You can’t get very far in Mexican cuisine without eating beans. As a side dish, a component, or a main ingredient, they make their way into any menu, any time of day. This recipe is beyond easy, as long as you have time.
Makes 4-6 servings
32 oz. of chicken broth
4 cups of water, plus a lot more for soaking the beans
1 lb. of black beans
1 white onion, diced in small pieces
1/4 cup of chopped cilantro
1 tbs. of chili powder
1 tbs. of ground cumin
1 tbs. (or two) of kosher salt (the second is to use to taste while cooking)
1 tsp. of dried Mexican oregano
1 tsp. of garlic powder
1/2 tsp. of cayenne pepper
1 sliced jalapeño (optional)
Lay the beans out on a sheet pan and sort through them to make sure there are no rocks. Fill a large pot with water, and put the beans in the water. Let soak overnight in the refrigerator, covered, for at least 12 hours. Drain the beans from the soaking water, and add all the ingredients except the second tablespoon of salt. Stew for 2 1/2 to 3 hours until tender, stirring occasionally. Taste for desired saltiness and add as necessary. Serve with chopped cilantro, cotija cheese, and one of your favorite hot sauces, or wrapped up in a burrito, or spoon onto tostadas….
Al pastor is one of our favorite styles of meat when dining at a Mexican restaurant. The actual making of the special pork marinade and the tacos themselves is not all that difficult. What’s difficult is waiting for hours for delicious food while the meat marinates for up to a day in the fridge!
Makes 12 tacos
2 lbs. of 1/4″-thick sliced pork sholder
12 corn tortillas
1 1/2 cup of chopped fresh pineapple
1 roughly chopped white onion
3 dried ancho chili peppers
3 dried guajillo chili peppers
3 chipotle chili peppers (from a can of adobo sauce)
2 tbs. of adobo sauce
2 tbs. of apple cider vinegar
2 tbs. of extra virgin olive oil, plus 1 tbs.
2 tsp. of kosher salt
1 tbs. of butter
1 tsp. of ground cumin
1 tsp. of Mexican oregano
1/2 tsp. of ground cinnamon
Salt to taste
Boil about 5-6 cups of water in a small saucepan to rehydrate the dried peppers. Once the water is boiling, remove it from heat, then add the ancho and guajillo peppers and let sit for 10 minutes. Drain from the water, remove the stems, split in half lengthwise, and remove the seeds.

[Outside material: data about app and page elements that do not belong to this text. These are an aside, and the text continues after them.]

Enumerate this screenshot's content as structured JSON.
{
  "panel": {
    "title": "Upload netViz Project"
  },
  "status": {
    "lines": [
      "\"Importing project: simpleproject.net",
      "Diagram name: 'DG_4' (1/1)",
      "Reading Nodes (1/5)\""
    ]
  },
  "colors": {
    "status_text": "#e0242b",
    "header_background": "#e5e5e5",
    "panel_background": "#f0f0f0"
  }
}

Put all ingredients except the meat, tortillas, onion, 1 tbs. of olive oil, butter, and salt in a food processor, and pulse until smooth.
Coat the meat with the sauce on all sides. Marinate in the refrigerator for 8-12 hours in a glass or ceramic dish covered with plastic wrap – do not let marinate on metal, because the pineapple would soak up a metallic taste. The longer you marinate, the deeper the flavor. However, if you happen to use canned pineapple even when the recipe calls for fresh, you will need to marinate the meat for at least 24 hours.

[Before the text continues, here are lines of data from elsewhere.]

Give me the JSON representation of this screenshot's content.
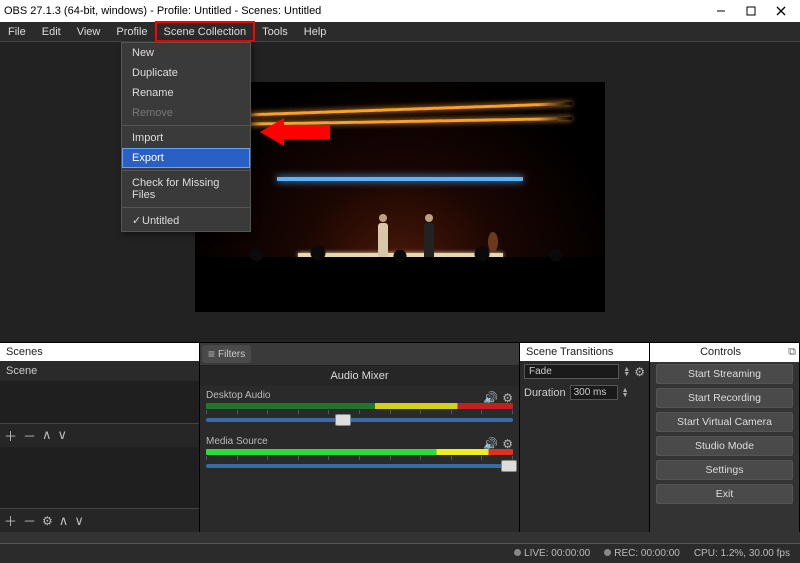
{
  "titlebar": {
    "title": "OBS 27.1.3 (64-bit, windows) - Profile: Untitled - Scenes: Untitled"
  },
  "menubar": {
    "items": [
      "File",
      "Edit",
      "View",
      "Profile",
      "Scene Collection",
      "Tools",
      "Help"
    ]
  },
  "dropdown": {
    "new": "New",
    "duplicate": "Duplicate",
    "rename": "Rename",
    "remove": "Remove",
    "import": "Import",
    "export": "Export",
    "check": "Check for Missing Files",
    "untitled": "Untitled"
  },
  "scenes": {
    "title": "Scenes",
    "items": [
      "Scene"
    ]
  },
  "mixer": {
    "filters": "Filters",
    "title": "Audio Mixer",
    "ch1": "Desktop Audio",
    "ch2": "Media Source"
  },
  "transitions": {
    "title": "Scene Transitions",
    "select": "Fade",
    "dur_label": "Duration",
    "dur_value": "300 ms"
  },
  "controls": {
    "title": "Controls",
    "start_streaming": "Start Streaming",
    "start_recording": "Start Recording",
    "virtual_cam": "Start Virtual Camera",
    "studio": "Studio Mode",
    "settings": "Settings",
    "exit": "Exit"
  },
  "status": {
    "live": "LIVE: 00:00:00",
    "rec": "REC: 00:00:00",
    "cpu": "CPU: 1.2%, 30.00 fps"
  }
}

After marinating, you can either grill the meat on a propane grill over high heat for roughly 3 minutes on each side, or pan fry in a nonstick skillet, also over high heat and for about 3 minutes on each side. Remove the heat from the heat source – at this point they are nearly 2/3 cooked – and transfer to a cutting board.

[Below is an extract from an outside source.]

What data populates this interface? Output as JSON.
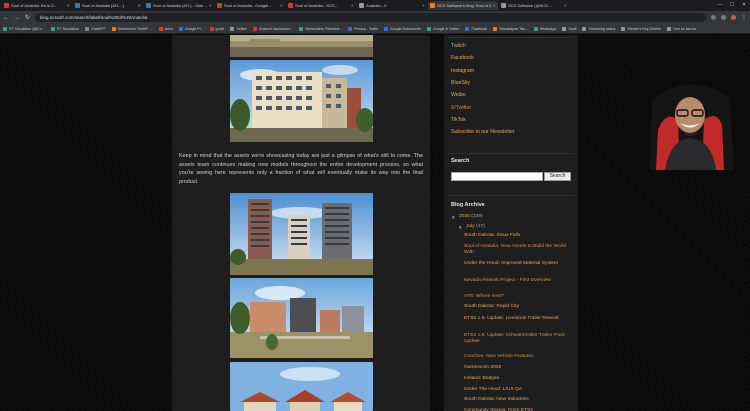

Trim away any excess fat and take the meat off the bones. Cut the meat into 1/4″ pieces. Heat the remaining 1 tbs. of olive oil and butter to a frying pan over medium-low heat, and cook the chopped onion for about 10 minutes until roughly caramelized. At this time, turn the heat up to high and add the chopped meat. Cook for another 5-6 minutes until the meat gets nicely brown and caramelized.
Warm the tortillas on an ungreased nonstick frying pan or griddle. Load up the tortillas and add some optional garnishes: lime wedges, chopped cilantro, sour cream or crema mexicana, salsa verde, cotija cheese, Oaxacan cheese, guacamole, and pico de gallo.